> Exercise objective: Scan the entries below for the string "airports" and copy every line where it turns up.

[Material shown Boundary: Start]

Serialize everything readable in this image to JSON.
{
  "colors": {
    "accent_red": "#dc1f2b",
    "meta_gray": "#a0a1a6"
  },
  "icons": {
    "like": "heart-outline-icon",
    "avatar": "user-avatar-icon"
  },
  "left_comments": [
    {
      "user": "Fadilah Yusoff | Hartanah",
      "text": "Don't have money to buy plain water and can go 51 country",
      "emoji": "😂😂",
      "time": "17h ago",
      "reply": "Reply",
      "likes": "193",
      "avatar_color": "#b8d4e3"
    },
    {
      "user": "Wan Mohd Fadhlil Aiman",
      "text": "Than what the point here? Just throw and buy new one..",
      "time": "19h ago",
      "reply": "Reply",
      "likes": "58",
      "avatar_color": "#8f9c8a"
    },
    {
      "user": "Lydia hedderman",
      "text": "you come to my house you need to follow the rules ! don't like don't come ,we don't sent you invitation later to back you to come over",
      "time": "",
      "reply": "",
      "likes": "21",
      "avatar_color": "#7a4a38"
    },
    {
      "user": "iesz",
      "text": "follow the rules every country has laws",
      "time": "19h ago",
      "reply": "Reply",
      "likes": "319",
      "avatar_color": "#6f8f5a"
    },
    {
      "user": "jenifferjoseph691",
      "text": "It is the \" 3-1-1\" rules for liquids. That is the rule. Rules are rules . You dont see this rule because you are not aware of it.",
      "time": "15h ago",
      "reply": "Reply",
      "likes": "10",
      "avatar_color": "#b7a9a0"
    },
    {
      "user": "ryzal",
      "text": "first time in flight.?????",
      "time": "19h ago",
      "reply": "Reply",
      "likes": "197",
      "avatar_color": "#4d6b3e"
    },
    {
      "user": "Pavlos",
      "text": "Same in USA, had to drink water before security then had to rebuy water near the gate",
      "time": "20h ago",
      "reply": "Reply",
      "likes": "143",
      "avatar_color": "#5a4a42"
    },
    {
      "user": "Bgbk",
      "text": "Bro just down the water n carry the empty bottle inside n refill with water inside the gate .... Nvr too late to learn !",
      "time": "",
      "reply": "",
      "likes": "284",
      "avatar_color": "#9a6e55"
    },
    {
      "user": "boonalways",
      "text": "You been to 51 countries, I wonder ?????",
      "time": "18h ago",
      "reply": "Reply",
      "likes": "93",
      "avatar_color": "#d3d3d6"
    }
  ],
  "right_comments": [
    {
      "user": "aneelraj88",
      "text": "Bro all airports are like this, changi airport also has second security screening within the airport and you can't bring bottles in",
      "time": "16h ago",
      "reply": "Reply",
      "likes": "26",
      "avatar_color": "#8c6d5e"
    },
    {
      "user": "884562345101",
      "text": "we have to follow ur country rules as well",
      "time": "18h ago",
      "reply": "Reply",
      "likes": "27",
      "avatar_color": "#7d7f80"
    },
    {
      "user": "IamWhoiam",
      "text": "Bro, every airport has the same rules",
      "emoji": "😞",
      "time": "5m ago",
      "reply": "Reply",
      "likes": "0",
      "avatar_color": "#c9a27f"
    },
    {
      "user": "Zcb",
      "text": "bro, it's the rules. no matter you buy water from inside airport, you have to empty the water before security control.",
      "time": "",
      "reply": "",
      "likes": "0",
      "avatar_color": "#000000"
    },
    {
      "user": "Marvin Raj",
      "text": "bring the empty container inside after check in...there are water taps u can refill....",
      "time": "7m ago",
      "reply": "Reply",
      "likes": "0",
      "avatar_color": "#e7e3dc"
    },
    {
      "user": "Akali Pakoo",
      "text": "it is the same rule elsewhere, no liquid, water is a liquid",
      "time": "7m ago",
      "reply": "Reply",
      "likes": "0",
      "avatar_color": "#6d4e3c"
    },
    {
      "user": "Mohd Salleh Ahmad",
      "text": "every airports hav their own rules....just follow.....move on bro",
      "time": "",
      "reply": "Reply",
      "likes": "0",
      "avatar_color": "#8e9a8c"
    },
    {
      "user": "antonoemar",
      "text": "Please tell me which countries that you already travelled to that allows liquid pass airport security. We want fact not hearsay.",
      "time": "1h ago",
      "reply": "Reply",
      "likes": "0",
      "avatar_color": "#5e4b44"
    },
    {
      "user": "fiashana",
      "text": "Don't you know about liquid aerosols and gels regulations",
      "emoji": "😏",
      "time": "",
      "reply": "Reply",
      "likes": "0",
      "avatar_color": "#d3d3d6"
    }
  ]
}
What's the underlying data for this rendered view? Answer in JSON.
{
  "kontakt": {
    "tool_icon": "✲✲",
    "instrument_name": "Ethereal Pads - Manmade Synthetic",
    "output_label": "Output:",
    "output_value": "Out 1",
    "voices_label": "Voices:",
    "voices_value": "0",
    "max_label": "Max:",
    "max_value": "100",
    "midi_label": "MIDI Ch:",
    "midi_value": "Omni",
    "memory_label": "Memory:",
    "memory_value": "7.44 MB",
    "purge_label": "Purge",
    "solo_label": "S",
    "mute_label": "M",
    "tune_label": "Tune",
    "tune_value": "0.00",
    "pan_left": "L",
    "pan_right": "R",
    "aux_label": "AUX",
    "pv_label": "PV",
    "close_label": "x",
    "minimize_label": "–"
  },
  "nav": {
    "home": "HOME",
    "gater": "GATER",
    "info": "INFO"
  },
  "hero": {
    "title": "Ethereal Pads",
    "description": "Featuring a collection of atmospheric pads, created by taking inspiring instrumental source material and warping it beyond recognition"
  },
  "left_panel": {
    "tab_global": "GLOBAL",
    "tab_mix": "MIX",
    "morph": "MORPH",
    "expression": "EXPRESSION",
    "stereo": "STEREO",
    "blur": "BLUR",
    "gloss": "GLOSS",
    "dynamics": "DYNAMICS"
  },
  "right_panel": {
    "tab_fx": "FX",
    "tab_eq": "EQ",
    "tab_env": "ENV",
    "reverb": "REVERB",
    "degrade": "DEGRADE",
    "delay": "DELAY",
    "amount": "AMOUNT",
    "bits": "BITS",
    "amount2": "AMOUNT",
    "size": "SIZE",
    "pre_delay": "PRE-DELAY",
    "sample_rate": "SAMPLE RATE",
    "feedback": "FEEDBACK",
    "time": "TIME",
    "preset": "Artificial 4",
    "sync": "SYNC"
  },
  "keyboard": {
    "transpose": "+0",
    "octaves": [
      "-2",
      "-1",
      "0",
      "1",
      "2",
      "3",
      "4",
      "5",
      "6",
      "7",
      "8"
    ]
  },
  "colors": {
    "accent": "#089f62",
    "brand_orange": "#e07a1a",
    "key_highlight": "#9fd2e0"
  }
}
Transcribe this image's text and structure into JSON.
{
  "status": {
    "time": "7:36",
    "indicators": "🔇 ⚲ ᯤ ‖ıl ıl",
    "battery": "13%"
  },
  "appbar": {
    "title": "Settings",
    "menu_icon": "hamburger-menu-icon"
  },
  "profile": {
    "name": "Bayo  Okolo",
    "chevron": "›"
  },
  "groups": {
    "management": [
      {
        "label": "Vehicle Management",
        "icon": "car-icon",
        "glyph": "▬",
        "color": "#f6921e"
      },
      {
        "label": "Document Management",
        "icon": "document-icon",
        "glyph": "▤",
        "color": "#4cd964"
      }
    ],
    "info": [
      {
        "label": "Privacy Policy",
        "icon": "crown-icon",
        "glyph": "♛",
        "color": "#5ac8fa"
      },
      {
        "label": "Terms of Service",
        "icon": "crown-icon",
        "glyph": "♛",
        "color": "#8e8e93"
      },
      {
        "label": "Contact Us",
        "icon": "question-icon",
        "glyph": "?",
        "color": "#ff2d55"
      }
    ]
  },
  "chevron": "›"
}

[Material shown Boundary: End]

> Answer section:
      "text": "Bro all airports are like this, changi airport also has second security screening within the airport and you can't bring bottles in",
      "text": "every airports hav their own rules....just follow.....move on bro",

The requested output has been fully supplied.